(Try it): Look through the entries below and count the lines that contain "screenshot". Reply with that number only.

(Information provided):

○ ○ ○ ○ ○ ○ ○

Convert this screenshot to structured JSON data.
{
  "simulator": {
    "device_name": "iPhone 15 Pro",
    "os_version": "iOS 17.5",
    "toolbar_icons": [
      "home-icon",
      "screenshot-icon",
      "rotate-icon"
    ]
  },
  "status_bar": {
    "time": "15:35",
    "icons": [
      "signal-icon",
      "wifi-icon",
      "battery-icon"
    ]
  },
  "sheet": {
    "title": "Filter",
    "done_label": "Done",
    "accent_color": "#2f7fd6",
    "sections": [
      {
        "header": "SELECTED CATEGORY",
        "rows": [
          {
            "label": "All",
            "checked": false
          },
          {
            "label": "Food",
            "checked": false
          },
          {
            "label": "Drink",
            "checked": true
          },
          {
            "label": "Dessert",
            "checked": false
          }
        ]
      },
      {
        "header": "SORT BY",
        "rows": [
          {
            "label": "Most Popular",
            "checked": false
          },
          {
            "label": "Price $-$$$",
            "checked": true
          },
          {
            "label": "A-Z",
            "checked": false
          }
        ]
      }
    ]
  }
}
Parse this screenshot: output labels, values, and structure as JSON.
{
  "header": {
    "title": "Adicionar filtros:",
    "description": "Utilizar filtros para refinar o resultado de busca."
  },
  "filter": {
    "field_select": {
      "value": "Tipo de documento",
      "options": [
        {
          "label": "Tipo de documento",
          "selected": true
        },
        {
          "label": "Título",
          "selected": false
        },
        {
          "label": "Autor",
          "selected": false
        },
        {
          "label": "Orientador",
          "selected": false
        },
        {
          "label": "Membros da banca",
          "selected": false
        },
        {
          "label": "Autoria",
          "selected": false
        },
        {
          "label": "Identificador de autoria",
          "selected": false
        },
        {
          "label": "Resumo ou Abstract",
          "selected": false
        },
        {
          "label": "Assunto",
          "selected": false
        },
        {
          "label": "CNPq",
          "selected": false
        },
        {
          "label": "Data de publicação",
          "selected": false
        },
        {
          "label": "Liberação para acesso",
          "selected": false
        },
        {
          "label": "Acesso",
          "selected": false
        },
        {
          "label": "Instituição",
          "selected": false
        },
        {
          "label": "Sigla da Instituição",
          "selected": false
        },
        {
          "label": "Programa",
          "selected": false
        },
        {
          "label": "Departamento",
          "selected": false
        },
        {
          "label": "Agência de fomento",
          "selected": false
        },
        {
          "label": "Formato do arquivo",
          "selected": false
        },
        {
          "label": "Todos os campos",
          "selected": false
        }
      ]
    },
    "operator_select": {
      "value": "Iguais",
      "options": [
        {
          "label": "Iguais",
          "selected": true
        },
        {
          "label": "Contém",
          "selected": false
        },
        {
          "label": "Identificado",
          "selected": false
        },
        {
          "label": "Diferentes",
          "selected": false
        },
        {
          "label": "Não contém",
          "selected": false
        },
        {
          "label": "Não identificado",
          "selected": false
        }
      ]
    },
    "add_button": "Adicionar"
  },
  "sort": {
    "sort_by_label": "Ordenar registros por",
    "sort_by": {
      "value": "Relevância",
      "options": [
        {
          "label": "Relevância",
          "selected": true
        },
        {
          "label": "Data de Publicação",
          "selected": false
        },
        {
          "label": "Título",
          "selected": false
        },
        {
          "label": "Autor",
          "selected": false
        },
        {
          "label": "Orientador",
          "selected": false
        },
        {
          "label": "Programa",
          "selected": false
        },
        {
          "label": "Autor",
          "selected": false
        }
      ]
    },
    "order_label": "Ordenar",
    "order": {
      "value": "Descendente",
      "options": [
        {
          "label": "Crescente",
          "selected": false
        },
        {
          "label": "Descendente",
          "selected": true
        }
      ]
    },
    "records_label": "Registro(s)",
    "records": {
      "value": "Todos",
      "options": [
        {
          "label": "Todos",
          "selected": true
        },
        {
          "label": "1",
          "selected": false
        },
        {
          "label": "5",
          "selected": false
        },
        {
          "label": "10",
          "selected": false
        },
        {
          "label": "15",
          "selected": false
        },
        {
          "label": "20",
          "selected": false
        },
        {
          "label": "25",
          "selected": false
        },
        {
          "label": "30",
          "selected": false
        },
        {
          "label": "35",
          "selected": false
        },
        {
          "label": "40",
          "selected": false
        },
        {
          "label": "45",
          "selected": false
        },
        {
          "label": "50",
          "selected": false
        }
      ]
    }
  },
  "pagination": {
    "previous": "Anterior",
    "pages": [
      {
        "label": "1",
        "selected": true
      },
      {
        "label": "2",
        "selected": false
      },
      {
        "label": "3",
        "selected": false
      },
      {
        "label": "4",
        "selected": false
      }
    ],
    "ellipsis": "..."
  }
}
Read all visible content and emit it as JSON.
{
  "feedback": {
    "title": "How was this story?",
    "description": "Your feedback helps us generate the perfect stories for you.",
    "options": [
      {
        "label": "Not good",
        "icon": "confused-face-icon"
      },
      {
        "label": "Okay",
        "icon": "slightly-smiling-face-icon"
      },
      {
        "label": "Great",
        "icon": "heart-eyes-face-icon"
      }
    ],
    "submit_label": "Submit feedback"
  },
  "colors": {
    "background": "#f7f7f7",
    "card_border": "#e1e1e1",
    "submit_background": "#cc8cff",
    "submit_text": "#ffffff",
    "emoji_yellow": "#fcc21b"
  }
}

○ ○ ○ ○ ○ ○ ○

(Exercise response): 3